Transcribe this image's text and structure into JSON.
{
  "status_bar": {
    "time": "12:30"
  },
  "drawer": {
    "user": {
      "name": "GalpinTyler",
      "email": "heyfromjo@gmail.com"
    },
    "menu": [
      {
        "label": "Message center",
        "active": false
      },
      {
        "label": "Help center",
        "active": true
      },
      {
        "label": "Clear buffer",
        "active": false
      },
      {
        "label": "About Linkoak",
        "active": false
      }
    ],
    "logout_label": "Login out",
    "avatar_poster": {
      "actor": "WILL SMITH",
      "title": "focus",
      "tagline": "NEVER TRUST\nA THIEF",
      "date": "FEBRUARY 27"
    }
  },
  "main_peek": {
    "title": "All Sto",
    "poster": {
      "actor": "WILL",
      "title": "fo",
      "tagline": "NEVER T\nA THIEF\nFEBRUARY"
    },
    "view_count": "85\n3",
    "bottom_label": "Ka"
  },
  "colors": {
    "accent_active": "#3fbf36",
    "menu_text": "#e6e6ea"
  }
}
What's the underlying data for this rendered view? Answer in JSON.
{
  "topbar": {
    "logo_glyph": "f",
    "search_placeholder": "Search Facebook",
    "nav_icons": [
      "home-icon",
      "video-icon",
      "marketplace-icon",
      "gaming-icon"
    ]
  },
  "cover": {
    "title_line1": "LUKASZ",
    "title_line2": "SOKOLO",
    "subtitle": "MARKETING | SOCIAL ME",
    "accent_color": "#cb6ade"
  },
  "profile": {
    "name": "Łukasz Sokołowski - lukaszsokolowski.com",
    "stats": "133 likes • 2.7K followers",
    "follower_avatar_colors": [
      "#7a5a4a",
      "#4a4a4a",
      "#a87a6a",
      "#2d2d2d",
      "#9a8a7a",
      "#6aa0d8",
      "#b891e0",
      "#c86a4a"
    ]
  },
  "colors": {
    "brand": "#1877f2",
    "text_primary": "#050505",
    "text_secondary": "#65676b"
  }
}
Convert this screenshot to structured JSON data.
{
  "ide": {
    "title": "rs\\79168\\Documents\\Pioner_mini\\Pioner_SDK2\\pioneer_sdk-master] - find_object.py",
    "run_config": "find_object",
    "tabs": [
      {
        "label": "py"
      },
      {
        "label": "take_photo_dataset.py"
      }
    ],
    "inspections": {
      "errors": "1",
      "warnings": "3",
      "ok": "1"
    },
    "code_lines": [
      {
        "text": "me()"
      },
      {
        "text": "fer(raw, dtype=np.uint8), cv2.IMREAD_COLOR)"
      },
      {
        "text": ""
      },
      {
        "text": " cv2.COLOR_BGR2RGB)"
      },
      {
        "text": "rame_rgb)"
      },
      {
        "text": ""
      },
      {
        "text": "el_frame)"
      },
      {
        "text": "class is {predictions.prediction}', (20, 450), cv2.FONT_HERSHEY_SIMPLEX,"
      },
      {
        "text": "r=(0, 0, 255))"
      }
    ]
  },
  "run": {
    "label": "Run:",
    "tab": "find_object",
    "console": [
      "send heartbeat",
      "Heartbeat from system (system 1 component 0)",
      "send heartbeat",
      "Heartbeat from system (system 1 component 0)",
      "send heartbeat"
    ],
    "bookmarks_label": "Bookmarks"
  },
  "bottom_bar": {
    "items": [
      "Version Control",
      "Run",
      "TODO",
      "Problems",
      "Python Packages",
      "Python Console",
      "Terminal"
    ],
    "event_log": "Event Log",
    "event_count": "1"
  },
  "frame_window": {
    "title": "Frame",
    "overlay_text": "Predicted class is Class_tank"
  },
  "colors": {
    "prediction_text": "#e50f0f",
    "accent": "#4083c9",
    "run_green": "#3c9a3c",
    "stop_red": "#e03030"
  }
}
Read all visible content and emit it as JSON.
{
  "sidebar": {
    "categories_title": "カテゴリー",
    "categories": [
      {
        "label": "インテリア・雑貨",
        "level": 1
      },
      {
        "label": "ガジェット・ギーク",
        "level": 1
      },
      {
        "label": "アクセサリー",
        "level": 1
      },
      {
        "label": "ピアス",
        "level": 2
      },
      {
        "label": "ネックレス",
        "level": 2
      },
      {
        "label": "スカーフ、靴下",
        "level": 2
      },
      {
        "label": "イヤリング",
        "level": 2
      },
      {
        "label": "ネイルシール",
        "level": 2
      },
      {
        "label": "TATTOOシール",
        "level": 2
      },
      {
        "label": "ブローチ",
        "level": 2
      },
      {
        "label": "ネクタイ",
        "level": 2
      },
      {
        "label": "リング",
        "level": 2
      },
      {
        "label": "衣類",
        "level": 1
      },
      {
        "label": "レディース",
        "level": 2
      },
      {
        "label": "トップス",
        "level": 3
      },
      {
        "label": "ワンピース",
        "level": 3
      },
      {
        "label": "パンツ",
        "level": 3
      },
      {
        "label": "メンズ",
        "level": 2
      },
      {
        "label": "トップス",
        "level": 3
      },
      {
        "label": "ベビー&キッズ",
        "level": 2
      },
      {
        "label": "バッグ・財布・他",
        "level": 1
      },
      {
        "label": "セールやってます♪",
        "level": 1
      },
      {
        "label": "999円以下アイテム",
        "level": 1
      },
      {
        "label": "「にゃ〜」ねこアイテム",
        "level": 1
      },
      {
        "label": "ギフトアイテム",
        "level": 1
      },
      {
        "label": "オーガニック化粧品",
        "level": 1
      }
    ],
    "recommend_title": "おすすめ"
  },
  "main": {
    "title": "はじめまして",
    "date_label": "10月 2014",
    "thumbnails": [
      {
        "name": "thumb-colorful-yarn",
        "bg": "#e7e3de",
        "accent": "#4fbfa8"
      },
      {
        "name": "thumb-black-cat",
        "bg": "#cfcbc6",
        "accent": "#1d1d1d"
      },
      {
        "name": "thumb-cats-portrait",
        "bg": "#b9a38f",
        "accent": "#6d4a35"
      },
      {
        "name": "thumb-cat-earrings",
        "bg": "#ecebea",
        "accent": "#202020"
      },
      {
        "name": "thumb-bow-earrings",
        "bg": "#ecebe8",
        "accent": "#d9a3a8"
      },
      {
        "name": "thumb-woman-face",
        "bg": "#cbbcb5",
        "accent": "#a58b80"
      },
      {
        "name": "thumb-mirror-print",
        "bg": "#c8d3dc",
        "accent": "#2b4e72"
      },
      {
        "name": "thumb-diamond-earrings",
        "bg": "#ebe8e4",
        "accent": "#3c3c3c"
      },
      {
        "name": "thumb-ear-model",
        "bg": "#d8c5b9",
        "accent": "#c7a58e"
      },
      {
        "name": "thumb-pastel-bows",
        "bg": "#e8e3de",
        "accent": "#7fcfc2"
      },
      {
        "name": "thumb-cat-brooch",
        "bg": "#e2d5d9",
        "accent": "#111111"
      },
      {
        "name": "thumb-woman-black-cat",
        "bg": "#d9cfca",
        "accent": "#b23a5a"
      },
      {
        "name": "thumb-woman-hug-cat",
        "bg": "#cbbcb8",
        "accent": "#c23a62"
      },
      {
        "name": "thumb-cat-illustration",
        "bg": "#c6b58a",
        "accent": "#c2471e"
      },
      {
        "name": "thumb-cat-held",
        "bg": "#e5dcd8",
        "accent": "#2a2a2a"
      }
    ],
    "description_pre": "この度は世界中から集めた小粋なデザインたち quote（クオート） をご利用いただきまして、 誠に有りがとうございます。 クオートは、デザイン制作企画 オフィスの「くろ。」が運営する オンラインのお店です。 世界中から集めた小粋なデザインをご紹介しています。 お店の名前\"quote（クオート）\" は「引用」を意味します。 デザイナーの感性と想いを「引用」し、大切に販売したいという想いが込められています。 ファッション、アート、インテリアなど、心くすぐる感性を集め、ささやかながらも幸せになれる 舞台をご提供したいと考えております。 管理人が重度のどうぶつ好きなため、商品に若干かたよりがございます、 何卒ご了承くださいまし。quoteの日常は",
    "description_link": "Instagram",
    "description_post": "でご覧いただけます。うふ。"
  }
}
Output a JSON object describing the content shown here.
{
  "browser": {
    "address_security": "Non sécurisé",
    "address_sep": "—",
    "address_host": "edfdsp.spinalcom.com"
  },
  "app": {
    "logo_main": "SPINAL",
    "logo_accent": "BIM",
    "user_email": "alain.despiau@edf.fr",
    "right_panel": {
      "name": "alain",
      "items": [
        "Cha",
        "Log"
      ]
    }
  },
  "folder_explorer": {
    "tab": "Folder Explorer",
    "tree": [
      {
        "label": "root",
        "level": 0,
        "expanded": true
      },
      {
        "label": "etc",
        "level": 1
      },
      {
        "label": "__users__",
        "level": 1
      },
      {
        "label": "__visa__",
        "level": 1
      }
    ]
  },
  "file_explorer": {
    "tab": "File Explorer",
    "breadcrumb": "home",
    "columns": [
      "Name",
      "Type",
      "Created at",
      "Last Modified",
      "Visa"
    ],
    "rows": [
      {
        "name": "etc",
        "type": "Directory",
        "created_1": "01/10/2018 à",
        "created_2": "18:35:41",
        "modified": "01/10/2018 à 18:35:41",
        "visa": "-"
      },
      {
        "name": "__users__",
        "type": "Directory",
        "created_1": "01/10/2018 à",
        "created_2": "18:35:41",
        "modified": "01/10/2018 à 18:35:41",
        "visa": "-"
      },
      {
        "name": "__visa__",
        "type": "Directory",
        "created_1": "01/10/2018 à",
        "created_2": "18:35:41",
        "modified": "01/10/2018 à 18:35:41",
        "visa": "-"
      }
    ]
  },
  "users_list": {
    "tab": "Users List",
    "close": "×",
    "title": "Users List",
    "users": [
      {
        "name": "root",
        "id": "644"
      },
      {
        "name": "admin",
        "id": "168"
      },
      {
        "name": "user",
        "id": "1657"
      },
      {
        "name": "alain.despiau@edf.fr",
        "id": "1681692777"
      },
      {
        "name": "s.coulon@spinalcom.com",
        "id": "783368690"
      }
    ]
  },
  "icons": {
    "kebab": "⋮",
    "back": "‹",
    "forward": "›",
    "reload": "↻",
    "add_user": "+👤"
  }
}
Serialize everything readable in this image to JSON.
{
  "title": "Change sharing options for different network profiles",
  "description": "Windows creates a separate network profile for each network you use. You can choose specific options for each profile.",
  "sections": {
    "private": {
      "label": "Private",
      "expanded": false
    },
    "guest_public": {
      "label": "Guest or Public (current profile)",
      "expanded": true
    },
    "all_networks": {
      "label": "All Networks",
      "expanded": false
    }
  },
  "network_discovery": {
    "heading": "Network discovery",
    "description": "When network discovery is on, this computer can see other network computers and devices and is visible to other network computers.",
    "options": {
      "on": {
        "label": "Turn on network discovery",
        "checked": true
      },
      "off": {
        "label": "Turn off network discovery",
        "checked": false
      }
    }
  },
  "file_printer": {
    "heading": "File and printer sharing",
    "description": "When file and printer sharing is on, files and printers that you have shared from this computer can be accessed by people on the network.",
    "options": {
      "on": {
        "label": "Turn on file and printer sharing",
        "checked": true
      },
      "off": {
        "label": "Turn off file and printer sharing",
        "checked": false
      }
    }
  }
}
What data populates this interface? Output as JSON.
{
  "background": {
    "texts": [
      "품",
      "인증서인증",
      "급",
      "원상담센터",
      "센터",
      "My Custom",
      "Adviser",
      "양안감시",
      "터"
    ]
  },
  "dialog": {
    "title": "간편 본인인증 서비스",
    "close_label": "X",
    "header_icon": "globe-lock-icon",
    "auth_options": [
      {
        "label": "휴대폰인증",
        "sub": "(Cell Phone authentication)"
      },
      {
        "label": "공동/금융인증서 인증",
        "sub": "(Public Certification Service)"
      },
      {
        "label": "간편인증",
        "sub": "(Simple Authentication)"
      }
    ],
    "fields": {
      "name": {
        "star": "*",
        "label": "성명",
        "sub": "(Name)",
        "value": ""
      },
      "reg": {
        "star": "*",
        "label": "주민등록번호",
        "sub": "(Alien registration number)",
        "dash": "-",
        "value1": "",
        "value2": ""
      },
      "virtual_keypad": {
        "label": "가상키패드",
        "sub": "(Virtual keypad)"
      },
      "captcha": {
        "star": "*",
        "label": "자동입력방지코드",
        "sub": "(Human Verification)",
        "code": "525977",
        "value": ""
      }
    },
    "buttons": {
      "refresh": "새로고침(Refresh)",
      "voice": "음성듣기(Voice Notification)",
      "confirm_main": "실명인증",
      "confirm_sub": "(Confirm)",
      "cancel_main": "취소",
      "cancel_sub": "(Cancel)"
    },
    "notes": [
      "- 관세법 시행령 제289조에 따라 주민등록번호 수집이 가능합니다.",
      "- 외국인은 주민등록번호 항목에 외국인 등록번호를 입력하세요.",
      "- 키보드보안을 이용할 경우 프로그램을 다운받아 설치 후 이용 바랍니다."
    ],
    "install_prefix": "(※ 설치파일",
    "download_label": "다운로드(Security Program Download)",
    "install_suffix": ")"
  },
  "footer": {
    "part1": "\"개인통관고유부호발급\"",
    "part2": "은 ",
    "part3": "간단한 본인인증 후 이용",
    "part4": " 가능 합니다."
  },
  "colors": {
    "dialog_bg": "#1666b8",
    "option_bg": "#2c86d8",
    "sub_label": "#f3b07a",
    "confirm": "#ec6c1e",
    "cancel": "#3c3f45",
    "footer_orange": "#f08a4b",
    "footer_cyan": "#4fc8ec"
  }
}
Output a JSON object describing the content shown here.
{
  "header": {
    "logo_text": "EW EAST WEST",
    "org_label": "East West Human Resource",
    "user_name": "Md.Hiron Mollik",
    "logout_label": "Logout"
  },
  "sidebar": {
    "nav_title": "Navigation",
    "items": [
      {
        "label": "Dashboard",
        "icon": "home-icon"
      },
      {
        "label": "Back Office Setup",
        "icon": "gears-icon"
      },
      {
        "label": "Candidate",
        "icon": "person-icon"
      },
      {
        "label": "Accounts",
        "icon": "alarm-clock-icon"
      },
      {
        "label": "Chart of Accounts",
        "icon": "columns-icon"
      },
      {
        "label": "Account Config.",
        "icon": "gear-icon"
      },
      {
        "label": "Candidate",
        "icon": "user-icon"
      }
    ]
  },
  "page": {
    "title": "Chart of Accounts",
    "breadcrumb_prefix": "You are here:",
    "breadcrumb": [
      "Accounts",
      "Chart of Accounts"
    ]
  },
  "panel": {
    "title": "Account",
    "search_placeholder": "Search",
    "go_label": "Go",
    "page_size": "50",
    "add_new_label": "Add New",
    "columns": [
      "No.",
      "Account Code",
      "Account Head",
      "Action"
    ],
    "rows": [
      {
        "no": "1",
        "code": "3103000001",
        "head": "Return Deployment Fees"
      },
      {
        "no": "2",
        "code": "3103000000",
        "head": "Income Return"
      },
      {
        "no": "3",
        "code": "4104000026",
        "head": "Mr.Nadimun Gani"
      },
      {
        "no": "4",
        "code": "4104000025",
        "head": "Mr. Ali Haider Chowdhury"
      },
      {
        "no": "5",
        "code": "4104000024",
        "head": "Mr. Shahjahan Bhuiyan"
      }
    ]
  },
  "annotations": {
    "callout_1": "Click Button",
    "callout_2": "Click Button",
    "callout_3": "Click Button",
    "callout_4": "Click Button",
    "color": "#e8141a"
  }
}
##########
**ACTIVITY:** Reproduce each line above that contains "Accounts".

**SOLUTION FOR THIS EXERCISE:**
        "label": "Accounts",
        "label": "Chart of Accounts",
    "title": "Chart of Accounts",
      "Accounts",
      "Chart of Accounts"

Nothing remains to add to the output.